- [EXERCISE DESCRIPTION]
The result should be every line of the listing that contains "Check".

━━━━━━

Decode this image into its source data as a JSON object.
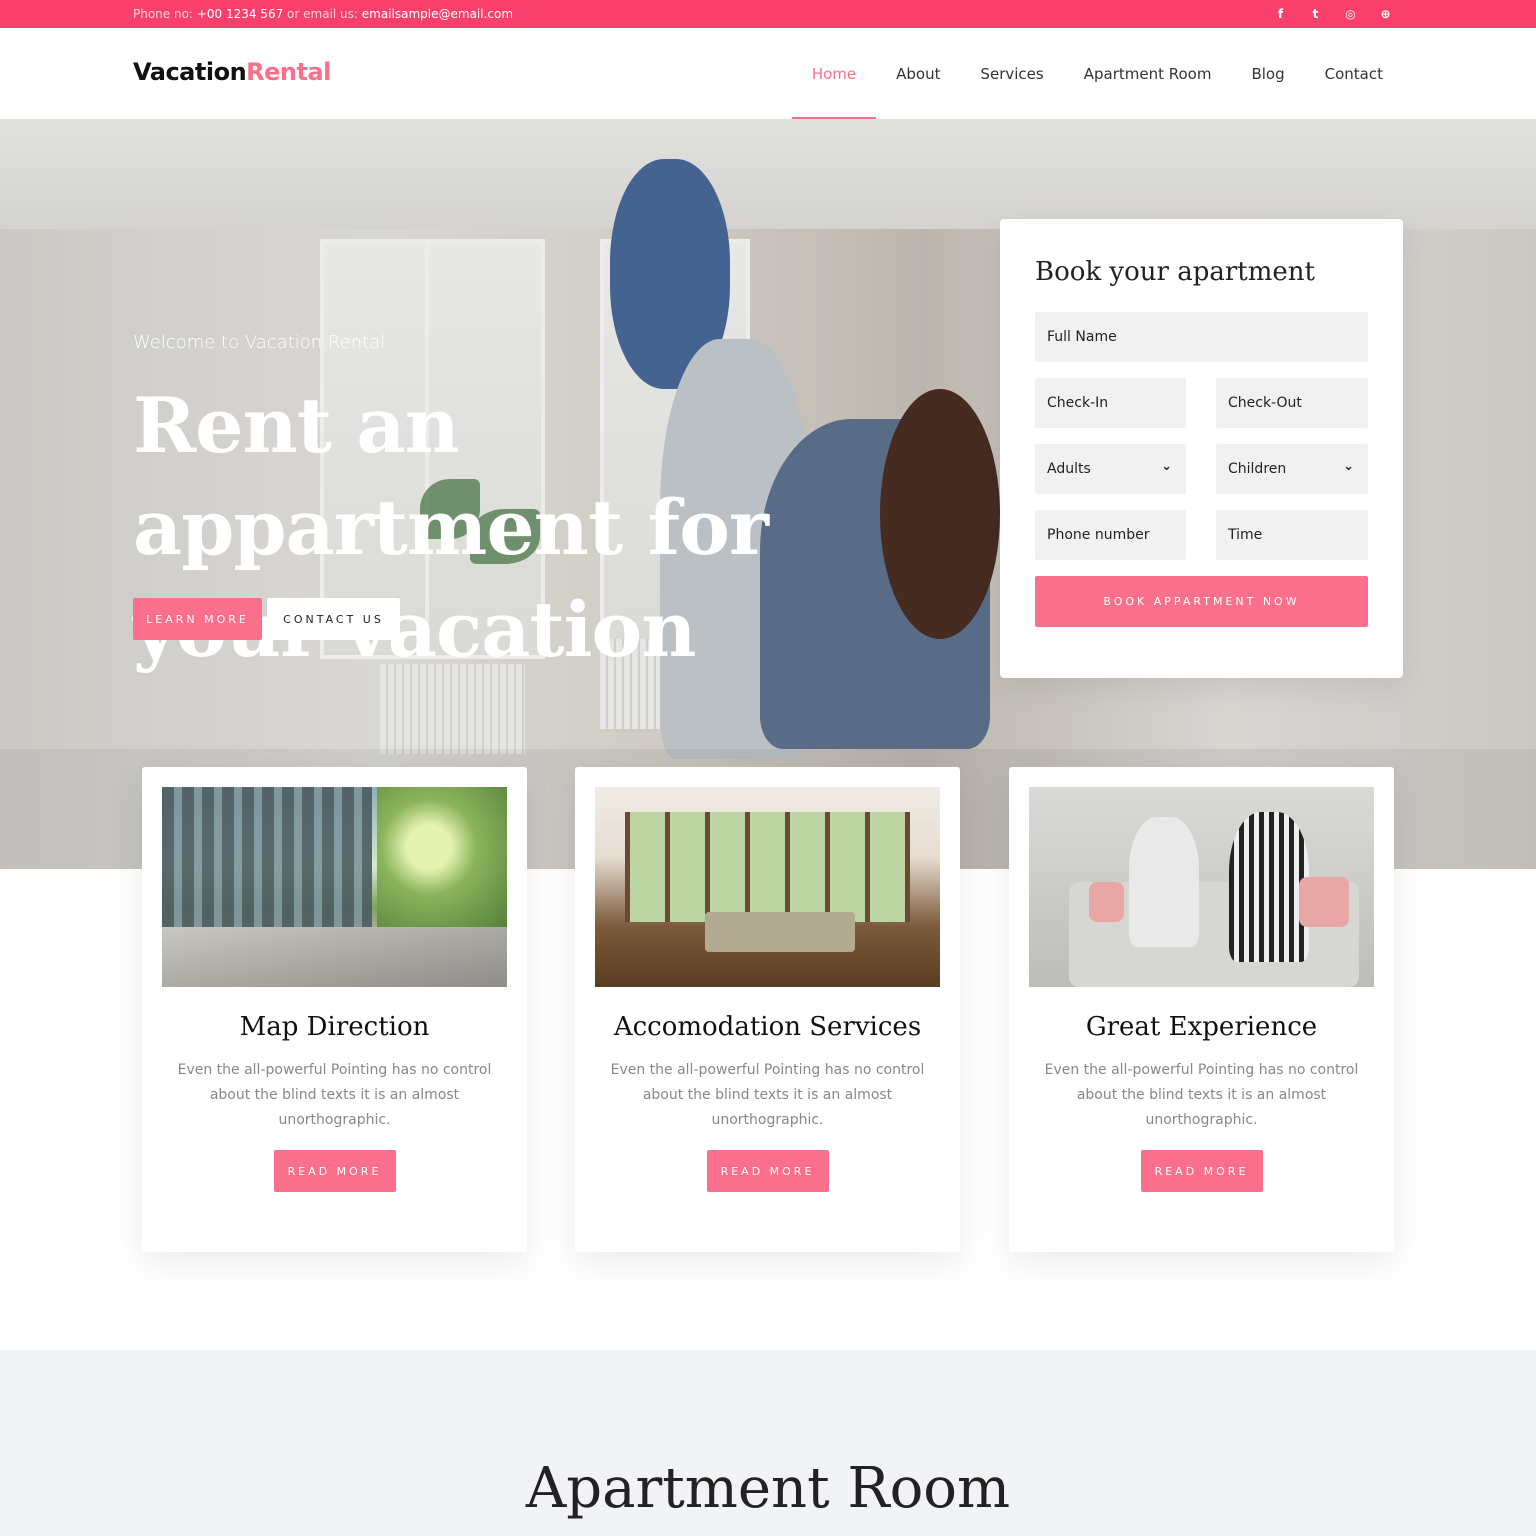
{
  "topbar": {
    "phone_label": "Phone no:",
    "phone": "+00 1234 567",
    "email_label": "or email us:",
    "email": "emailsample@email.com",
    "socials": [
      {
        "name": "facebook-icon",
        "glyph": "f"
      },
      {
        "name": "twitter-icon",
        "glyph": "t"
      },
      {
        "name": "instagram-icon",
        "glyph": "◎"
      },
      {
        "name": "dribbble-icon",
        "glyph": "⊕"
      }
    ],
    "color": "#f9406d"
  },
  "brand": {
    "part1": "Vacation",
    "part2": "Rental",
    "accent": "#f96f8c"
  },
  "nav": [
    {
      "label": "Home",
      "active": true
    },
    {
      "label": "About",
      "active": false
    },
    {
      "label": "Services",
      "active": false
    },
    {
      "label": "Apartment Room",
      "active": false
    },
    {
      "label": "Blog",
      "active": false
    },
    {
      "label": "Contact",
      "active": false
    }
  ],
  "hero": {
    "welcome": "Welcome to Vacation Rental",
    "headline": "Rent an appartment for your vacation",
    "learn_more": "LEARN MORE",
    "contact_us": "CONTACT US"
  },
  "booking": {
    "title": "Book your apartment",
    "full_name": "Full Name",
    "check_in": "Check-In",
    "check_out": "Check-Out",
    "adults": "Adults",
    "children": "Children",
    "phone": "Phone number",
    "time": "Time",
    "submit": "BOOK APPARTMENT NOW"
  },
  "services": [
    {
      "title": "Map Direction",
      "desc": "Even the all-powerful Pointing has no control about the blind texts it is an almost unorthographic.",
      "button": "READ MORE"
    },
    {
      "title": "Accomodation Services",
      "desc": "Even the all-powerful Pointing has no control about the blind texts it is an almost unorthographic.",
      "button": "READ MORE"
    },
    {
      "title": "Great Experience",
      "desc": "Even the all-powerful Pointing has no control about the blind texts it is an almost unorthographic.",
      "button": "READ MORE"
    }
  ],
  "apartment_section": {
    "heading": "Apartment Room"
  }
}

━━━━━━

- [YOUR SOLUTION]
    "check_in": "Check-In",
    "check_out": "Check-Out",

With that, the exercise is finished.